The McGuffin Delusion arises when someone argues that an instance of technology, and not the individual who controls the technology, represents the source of a problem. I think this delusion shows up in a lot of technology-related political discussions.
I named it after Alfred Hitchock’s description of his plot device, a McGuffin, that every character in the story searches for believing it will solve their problem. In Hitchock’s movies, however, the real issues are the relationships between people, not the physical objects they seek.
A good example of the McGuffin Delusion can be found in the “Mad Bomber” movie. The intrepid hero spends 90% of the movie running around finding and disarming the increasingly clever bombs created by the villain. Superficially the movie is about the bombs but the resolution of the plot only occurs when the bomb maker is caught.
The McGuffin Delusion is at the heart of the “gun control” movement. Advocates of “gun control” speak as if the guns, the technology, are the problem, and more importantly, are what is being “controlled.” In actuality, the problem is not the weapons themselves but the people who misuse them. Whether an individual has a felony conviction is a far more powerful predictor of whether they will either shoot someone or get shot themselves than whether they have immediate access to a firearm or not. By placing the focus on the guns, the gun-control movement obscures the fact that the thing that gets “controlled” is people.
The Cold War-era debate over nuclear weapons also exhibited the McGuffin Delusion. The nukes themselves were portrayed as being the basic problem. We had “nuclear freeze” and “ban the bomb” movements. Yet the problem of extinction-level nuclear warfare disappeared not because the weapons themselves went away but because a particular group of people with a particular ideology lost political power. The world lived under Damocles’s sword for forty years because of communism. When communism disappeared, so did the threat of massive nuclear annihilation. Yet most of the debate revolved around the weapons and what to do about them.
The “Drug War” is also expressed as a problem with a McGuffin. We expend enormous resources and sacrifice many lives trying to control access to certain chemicals, when the real problem of drug addiction lies with each individual addict. All drug addiction is driven by the psychological needs of individuals, not the presence of any particular drug. Addicts are on a nearly continuous pursuit of an altered mental state. If they are denied access to their favored drug they will substitute another. Most addicts use a mix of drugs continuously. Yet we have designed a huge body of law around the idea that if we could just control the physical drugs themselves the problem of individuals’ intense desire to escape themselves would somehow disappear.
I think we adopt the McGuffin Delusion for political debates as a form of political euphemism to keep us from having to baldly address the rude truth that problems are caused by human beings, and that a political solution means coercing and dominating those human beings. Gun-control advocates don’t want to say what they really believe: that the vast majority of ordinary citizens are too immoral and irresponsible to be trusted with firearms. Leftists in the Cold War did not want to address the fundamental problem of communists. Drug warriors don’t want to have to admit that drug addicts destroy themselves and that drug addiction stops when the addict decides to stop it and not before.

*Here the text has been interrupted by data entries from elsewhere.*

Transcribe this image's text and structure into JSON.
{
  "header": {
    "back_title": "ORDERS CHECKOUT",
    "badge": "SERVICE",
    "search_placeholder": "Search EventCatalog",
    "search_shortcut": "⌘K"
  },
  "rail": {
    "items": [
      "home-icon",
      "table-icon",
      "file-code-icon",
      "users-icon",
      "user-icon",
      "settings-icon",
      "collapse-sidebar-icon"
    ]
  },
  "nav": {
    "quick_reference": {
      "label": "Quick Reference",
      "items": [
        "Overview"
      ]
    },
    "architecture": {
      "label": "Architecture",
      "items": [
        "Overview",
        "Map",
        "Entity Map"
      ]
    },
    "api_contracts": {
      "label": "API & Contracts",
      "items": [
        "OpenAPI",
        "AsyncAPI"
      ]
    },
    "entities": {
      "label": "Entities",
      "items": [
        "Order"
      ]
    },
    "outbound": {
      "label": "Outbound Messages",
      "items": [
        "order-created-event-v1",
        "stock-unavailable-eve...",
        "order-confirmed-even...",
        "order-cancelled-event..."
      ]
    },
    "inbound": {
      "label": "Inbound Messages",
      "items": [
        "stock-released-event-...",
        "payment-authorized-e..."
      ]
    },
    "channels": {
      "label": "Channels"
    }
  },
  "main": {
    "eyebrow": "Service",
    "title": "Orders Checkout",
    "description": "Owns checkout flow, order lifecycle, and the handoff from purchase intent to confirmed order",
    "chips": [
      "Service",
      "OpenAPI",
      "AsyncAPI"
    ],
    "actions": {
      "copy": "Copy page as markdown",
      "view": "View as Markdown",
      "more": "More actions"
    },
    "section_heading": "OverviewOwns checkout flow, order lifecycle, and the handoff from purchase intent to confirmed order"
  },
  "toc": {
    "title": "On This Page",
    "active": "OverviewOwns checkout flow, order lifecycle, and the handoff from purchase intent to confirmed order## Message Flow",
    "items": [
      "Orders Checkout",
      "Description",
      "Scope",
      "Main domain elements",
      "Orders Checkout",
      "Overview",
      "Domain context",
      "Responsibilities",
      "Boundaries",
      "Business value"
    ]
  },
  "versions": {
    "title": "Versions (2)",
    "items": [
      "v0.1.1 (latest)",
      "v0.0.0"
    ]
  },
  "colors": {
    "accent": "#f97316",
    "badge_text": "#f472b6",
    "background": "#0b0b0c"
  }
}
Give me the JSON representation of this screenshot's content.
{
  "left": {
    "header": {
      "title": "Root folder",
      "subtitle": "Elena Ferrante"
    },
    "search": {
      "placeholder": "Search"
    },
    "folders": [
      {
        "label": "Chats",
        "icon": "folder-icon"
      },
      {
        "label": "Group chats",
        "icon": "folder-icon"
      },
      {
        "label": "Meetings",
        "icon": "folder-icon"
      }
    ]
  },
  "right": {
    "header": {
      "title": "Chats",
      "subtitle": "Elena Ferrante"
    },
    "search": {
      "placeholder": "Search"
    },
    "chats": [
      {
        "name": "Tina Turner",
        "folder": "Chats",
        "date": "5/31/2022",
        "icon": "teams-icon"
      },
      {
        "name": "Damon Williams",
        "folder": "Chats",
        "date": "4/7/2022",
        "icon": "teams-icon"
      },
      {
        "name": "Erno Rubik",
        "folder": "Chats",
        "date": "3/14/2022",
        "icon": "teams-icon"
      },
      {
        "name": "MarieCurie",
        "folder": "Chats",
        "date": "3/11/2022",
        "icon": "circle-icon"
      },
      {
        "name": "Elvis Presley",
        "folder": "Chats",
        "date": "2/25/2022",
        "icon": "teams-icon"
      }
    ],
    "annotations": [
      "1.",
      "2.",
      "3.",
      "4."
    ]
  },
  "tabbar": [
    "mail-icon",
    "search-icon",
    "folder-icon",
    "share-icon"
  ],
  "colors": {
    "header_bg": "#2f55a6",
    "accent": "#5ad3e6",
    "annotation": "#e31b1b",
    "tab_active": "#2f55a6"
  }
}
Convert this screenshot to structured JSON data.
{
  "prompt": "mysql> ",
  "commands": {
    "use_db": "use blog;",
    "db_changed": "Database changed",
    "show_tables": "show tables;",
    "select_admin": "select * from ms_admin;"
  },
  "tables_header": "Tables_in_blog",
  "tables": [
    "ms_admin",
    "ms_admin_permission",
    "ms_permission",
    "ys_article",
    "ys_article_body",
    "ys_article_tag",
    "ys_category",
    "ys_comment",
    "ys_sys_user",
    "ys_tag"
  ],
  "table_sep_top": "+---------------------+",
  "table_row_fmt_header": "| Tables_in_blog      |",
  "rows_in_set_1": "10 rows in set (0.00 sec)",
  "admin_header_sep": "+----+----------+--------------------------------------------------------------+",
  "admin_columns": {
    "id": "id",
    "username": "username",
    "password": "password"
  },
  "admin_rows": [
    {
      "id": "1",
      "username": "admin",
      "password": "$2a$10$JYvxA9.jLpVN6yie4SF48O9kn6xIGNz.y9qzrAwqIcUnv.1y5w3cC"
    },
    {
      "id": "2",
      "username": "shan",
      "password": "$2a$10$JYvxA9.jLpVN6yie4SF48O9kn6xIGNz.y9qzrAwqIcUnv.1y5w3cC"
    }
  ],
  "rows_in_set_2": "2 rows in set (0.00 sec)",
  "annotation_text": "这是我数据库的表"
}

Everybody finds it hard to sell the political idea of directing State power against real human beings. The McGuffin Delusion lets us all pretend that the State power falls upon lifeless objects. Like all self-delusions it trades a realistic description of the problem for an emotionally comforting one. Like all self-delusions, it can lead people to someday collide with a brutal reality.